◆ Records for processing:

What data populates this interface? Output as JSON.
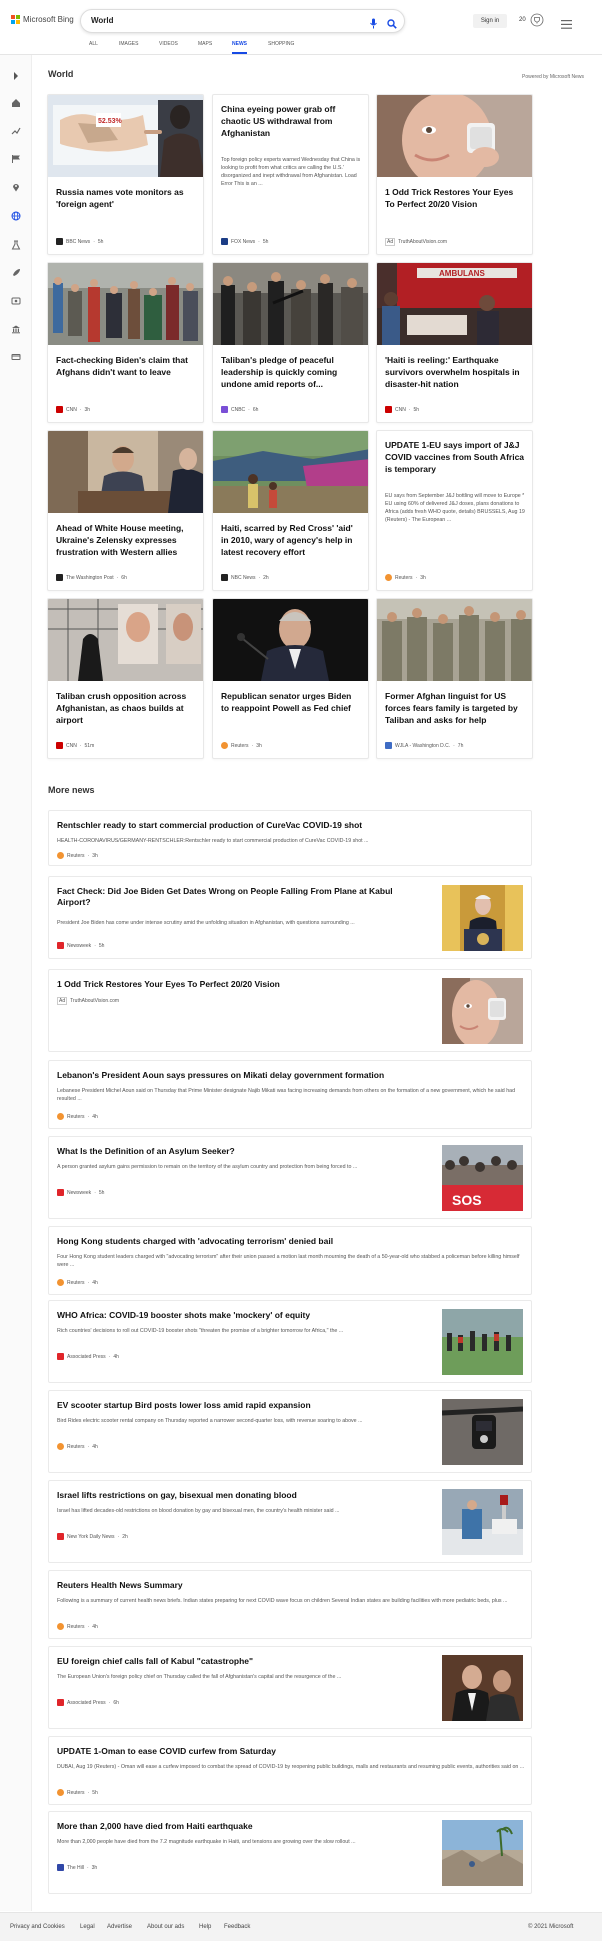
{
  "header": {
    "logo_text": "Microsoft Bing",
    "search_value": "World",
    "signin_label": "Sign in",
    "points": "20",
    "tabs": [
      "ALL",
      "IMAGES",
      "VIDEOS",
      "MAPS",
      "NEWS",
      "SHOPPING"
    ],
    "active_tab": "NEWS",
    "accent_color": "#174ae4"
  },
  "world": {
    "title": "World",
    "powered_by": "Powered by Microsoft News",
    "cards": [
      {
        "title": "Russia names vote monitors as 'foreign agent'",
        "source": "BBC News",
        "time": "5h",
        "source_color": "#222",
        "image": "map-screen-photo"
      },
      {
        "title": "China eyeing power grab off chaotic US withdrawal from Afghanistan",
        "snippet": "Top foreign policy experts warned Wednesday that China is looking to profit from what critics are calling the U.S.' disorganized and inept withdrawal from Afghanistan. Load Error This is an ...",
        "source": "FOX News",
        "time": "5h",
        "source_color": "#1c3d86"
      },
      {
        "title": "1 Odd Trick Restores Your Eyes To Perfect 20/20 Vision",
        "ad": "Ad",
        "source": "TruthAboutVision.com",
        "time": "",
        "image": "eye-ad-photo"
      },
      {
        "title": "Fact-checking Biden's claim that Afghans didn't want to leave",
        "source": "CNN",
        "time": "3h",
        "source_color": "#cc0000",
        "image": "crowd-photo"
      },
      {
        "title": "Taliban's pledge of peaceful leadership is quickly coming undone amid reports of...",
        "source": "CNBC",
        "time": "6h",
        "source_color": "#7a4fd6",
        "image": "taliban-photo"
      },
      {
        "title": "'Haiti is reeling:' Earthquake survivors overwhelm hospitals in disaster-hit nation",
        "source": "CNN",
        "time": "5h",
        "source_color": "#cc0000",
        "image": "ambulance-photo"
      },
      {
        "title": "Ahead of White House meeting, Ukraine's Zelensky expresses frustration with Western allies",
        "source": "The Washington Post",
        "time": "6h",
        "source_color": "#222",
        "image": "zelensky-photo"
      },
      {
        "title": "Haiti, scarred by Red Cross' 'aid' in 2010, wary of agency's help in latest recovery effort",
        "source": "NBC News",
        "time": "2h",
        "source_color": "#222",
        "image": "haiti-camp-photo"
      },
      {
        "title": "UPDATE 1-EU says import of J&J COVID vaccines from South Africa is temporary",
        "snippet": "EU says from September J&J bottling will move to Europe * EU using 60% of delivered J&J doses, plans donations to Africa (adds fresh WHO quote, details) BRUSSELS, Aug 19 (Reuters) - The European ...",
        "source": "Reuters",
        "time": "3h",
        "source_color": "#f29331"
      },
      {
        "title": "Taliban crush opposition across Afghanistan, as chaos builds at airport",
        "source": "CNN",
        "time": "51m",
        "source_color": "#cc0000",
        "image": "wall-poster-photo"
      },
      {
        "title": "Republican senator urges Biden to reappoint Powell as Fed chief",
        "source": "Reuters",
        "time": "3h",
        "source_color": "#f29331",
        "image": "powell-photo"
      },
      {
        "title": "Former Afghan linguist for US forces fears family is targeted by Taliban and asks for help",
        "source": "WJLA - Washington D.C.",
        "time": "7h",
        "source_color": "#3f6cc4",
        "image": "soldiers-photo"
      }
    ]
  },
  "more_news": {
    "title": "More news",
    "items": [
      {
        "title": "Rentschler ready to start commercial production of CureVac COVID-19 shot",
        "snippet": "HEALTH-CORONAVIRUS/GERMANY-RENTSCHLER:Rentschler ready to start commercial production of CureVac COVID-19 shot ...",
        "source": "Reuters",
        "time": "3h",
        "source_color": "#f29331"
      },
      {
        "title": "Fact Check: Did Joe Biden Get Dates Wrong on People Falling From Plane at Kabul Airport?",
        "snippet": "President Joe Biden has come under intense scrutiny amid the unfolding situation in Afghanistan, with questions surrounding ...",
        "source": "Newsweek",
        "time": "5h",
        "source_color": "#e0252a",
        "image": "biden-photo"
      },
      {
        "title": "1 Odd Trick Restores Your Eyes To Perfect 20/20 Vision",
        "ad": "Ad",
        "source": "TruthAboutVision.com",
        "time": "",
        "image": "eye-ad-photo"
      },
      {
        "title": "Lebanon's President Aoun says pressures on Mikati delay government formation",
        "snippet": "Lebanese President Michel Aoun said on Thursday that Prime Minister designate Najib Mikati was facing increasing demands from others on the formation of a new government, which he said had resulted ...",
        "source": "Reuters",
        "time": "4h",
        "source_color": "#f29331"
      },
      {
        "title": "What Is the Definition of an Asylum Seeker?",
        "snippet": "A person granted asylum gains permission to remain on the territory of the asylum country and protection from being forced to ...",
        "source": "Newsweek",
        "time": "5h",
        "source_color": "#e0252a",
        "image": "protest-photo"
      },
      {
        "title": "Hong Kong students charged with 'advocating terrorism' denied bail",
        "snippet": "Four Hong Kong student leaders charged with \"advocating terrorism\" after their union passed a motion last month mourning the death of a 50-year-old who stabbed a policeman before killing himself were ...",
        "source": "Reuters",
        "time": "4h",
        "source_color": "#f29331"
      },
      {
        "title": "WHO Africa: COVID-19 booster shots make 'mockery' of equity",
        "snippet": "Rich countries' decisions to roll out COVID-19 booster shots \"threaten the promise of a brighter tomorrow for Africa,\" the ...",
        "source": "Associated Press",
        "time": "4h",
        "source_color": "#e0252a",
        "image": "who-photo"
      },
      {
        "title": "EV scooter startup Bird posts lower loss amid rapid expansion",
        "snippet": "Bird Rides electric scooter rental company on Thursday reported a narrower second-quarter loss, with revenue soaring to above ...",
        "source": "Reuters",
        "time": "4h",
        "source_color": "#f29331",
        "image": "scooter-photo"
      },
      {
        "title": "Israel lifts restrictions on gay, bisexual men donating blood",
        "snippet": "Israel has lifted decades-old restrictions on blood donation by gay and bisexual men, the country's health minister said ...",
        "source": "New York Daily News",
        "time": "2h",
        "source_color": "#e0252a",
        "image": "blood-photo"
      },
      {
        "title": "Reuters Health News Summary",
        "snippet": "Following is a summary of current health news briefs. Indian states preparing for next COVID wave focus on children Several Indian states are building facilities with more pediatric beds, plus ...",
        "source": "Reuters",
        "time": "4h",
        "source_color": "#f29331"
      },
      {
        "title": "EU foreign chief calls fall of Kabul \"catastrophe\"",
        "snippet": "The European Union's foreign policy chief on Thursday called the fall of Afghanistan's capital and the resurgence of the ...",
        "source": "Associated Press",
        "time": "6h",
        "source_color": "#e0252a",
        "image": "ghani-photo"
      },
      {
        "title": "UPDATE 1-Oman to ease COVID curfew from Saturday",
        "snippet": "DUBAI, Aug 19 (Reuters) - Oman will ease a curfew imposed to combat the spread of COVID-19 by reopening public buildings, malls and restaurants and resuming public events, authorities said on ...",
        "source": "Reuters",
        "time": "5h",
        "source_color": "#f29331"
      },
      {
        "title": "More than 2,000 have died from Haiti earthquake",
        "snippet": "More than 2,000 people have died from the 7.2 magnitude earthquake in Haiti, and tensions are growing over the slow rollout ...",
        "source": "The Hill",
        "time": "3h",
        "source_color": "#3148a8",
        "image": "rubble-photo"
      }
    ]
  },
  "footer": {
    "links": [
      "Privacy and Cookies",
      "Legal",
      "Advertise",
      "About our ads",
      "Help",
      "Feedback"
    ],
    "copyright": "© 2021 Microsoft"
  }
}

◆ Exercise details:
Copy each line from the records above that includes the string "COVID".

◆ Final answer:
        "title": "UPDATE 1-EU says import of J&J COVID vaccines from South Africa is temporary",
        "title": "Rentschler ready to start commercial production of CureVac COVID-19 shot",
        "snippet": "HEALTH-CORONAVIRUS/GERMANY-RENTSCHLER:Rentschler ready to start commercial production of CureVac COVID-19 shot ...",
        "title": "WHO Africa: COVID-19 booster shots make 'mockery' of equity",
        "snippet": "Rich countries' decisions to roll out COVID-19 booster shots \"threaten the promise of a brighter tomorrow for Africa,\" the ...",
        "snippet": "Following is a summary of current health news briefs. Indian states preparing for next COVID wave focus on children Several Indian states are building facilities with more pediatric beds, plus ...",
        "title": "UPDATE 1-Oman to ease COVID curfew from Saturday",
        "snippet": "DUBAI, Aug 19 (Reuters) - Oman will ease a curfew imposed to combat the spread of COVID-19 by reopening public buildings, malls and restaurants and resuming public events, authorities said on ...",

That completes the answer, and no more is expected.